Tutors on average spend upwards of an hour with their students. On paper, that might seem like plenty of time. In practice, however, time flies – and tutors need to strategize how to make the most of those precious minutes and their lessons.

That means getting the session started the right way. Engaging your student in the first five minutes of the session can ensure they’re grappling with the material, and aren’t distracted or disinterested.

There are plenty of ways to kick off your next tutoring session:

1. Focusing activity

Start out with a challenge, problem, or illustration that captures the essence of the lesson. Something that prompts your student to focus their attention on the material, and switch off from the rest of their day’s concerns. Education writer Dr. Barbi Honeycutt recommends using questions to connect the day’s prompt with the lesson plan, so your student is engaging in critical thinking from the start.

It’s useful, too, to discuss early on in your session what today’s lesson entails, so students can have an idea of what’s expected of them in the brief window of time you have together.

2. Ask questions

Ask a few questions about the lesson material at the start, but don’t have the student answer them just yet. The questions will frame the rest of the lesson, and allow your student to actively reflect on what they’re learning to your initial questions. At the end of your session, provide for a few minutes for your student to consider the questions again, and then discuss their answers.

3. Retrieve past lessons

Before jumping into today’s lesson, spend the first few minutes having the student recall what they learned from the last lesson.
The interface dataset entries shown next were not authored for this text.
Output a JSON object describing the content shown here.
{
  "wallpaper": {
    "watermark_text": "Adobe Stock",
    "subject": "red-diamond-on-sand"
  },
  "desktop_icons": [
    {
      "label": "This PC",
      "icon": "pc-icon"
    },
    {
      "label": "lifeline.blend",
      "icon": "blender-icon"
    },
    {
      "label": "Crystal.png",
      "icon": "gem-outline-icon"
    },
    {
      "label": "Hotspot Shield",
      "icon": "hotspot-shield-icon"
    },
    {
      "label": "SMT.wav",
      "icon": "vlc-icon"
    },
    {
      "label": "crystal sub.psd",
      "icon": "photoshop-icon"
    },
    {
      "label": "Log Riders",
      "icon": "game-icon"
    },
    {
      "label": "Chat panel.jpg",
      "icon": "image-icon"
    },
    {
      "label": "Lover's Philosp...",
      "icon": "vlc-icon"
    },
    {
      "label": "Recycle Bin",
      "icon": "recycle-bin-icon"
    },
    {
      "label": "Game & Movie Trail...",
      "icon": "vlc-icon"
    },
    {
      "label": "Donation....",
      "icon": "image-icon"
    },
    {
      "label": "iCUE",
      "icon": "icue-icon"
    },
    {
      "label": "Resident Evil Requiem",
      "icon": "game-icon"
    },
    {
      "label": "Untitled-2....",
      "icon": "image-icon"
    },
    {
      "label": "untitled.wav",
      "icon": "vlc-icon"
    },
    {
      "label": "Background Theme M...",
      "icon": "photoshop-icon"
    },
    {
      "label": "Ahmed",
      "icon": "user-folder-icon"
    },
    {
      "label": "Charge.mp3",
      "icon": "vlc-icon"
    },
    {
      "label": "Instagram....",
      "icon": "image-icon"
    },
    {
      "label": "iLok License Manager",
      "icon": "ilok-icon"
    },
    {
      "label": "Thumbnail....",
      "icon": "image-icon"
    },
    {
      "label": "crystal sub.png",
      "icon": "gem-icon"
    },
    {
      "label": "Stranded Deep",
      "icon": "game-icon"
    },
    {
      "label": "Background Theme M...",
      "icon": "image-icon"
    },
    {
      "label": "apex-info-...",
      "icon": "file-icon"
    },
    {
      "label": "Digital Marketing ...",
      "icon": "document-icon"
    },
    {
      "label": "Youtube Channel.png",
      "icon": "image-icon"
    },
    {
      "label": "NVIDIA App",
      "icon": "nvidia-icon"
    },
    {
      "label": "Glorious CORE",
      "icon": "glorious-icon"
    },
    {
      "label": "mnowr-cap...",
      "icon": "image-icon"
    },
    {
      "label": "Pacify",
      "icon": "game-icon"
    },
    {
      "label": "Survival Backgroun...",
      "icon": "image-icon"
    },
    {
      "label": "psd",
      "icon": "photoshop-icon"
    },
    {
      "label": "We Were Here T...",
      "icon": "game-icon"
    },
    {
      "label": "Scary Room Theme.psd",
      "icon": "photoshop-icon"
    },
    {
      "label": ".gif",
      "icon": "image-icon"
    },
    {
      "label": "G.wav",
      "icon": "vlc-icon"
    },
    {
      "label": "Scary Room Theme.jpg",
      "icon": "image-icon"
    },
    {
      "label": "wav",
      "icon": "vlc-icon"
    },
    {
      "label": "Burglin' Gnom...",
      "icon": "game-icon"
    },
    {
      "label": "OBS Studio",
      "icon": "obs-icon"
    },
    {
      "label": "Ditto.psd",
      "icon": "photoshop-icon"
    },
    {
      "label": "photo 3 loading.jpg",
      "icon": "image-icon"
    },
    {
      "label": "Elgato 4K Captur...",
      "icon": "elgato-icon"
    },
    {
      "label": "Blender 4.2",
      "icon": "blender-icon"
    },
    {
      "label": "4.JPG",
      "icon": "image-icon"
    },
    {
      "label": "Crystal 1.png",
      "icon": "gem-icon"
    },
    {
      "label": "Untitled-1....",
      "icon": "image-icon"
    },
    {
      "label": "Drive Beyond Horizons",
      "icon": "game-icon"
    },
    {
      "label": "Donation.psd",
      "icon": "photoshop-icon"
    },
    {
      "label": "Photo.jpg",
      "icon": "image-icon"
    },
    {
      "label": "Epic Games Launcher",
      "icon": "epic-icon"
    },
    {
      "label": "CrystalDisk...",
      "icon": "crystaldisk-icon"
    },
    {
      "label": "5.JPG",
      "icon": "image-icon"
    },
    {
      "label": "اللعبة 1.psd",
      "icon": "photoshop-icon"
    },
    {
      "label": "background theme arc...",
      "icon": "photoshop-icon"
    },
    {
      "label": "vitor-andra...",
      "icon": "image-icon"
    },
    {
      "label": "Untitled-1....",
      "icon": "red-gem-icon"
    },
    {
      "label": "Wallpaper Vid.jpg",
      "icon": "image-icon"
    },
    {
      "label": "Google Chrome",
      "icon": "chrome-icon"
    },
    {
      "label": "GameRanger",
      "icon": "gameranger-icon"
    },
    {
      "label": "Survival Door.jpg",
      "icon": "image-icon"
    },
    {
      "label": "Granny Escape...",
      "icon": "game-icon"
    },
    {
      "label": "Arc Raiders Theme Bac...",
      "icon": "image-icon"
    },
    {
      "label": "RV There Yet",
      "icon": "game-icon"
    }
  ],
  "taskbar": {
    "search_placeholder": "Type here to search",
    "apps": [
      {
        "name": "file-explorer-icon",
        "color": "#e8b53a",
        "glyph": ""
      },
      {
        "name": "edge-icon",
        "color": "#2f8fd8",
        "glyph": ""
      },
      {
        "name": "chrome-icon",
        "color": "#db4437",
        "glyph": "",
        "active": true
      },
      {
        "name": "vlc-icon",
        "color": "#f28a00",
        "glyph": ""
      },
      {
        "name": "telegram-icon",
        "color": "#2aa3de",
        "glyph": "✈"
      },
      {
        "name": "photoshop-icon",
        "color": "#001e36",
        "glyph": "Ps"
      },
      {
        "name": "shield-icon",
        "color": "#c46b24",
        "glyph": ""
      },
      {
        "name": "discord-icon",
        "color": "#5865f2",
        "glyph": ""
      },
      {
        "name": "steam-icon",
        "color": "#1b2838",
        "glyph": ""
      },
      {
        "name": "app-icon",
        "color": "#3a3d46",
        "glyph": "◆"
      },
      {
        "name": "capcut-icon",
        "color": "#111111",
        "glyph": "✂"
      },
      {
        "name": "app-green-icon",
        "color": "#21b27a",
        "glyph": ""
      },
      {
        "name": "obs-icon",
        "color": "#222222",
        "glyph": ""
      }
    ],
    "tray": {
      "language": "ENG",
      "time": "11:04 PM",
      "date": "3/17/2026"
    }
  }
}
Memory retrieval strengthens what students have learned, and encourages them to build on past material and their critical thinking skills.

4. Have them write it down

Students can reinforce their critical thinking skills by reflecting on paper (or the computer). Incorporate some reflective time having your student write down their thoughts about the questions you’ve asked at the outset, and what connections they can draw between past content and their current lesson.

Reflective writing is also a great practice for building a physical record of student’s learning achievements, which you can use to evaluate students’ progress. Portfolios also serve to boost students’ enthusiasm for the learning process, seeing how far they’ve come in owning and tracking their own academic success.

5. Do something fun (and memorable)

Some educators go the extra mile in building their relationship with their student. After all, you’re another adult figure in their lives, and finding a way to personally connect with your student can overcome hurdles to the learning process.

Create a special handshake between you and your student, or for the musically ambitious, make a song based on the learning material.

Go ahead, be creative. There isn’t much time each session, but for you and your student, every minute counts.


By keeping your student focused from the start, you can set the tone for the rest of the session, and ensure your student is productive and interested, too.

Tutors: what are different (engaging, fun, creative) ways you switch your student onto the lesson at hand? Share in the comments below!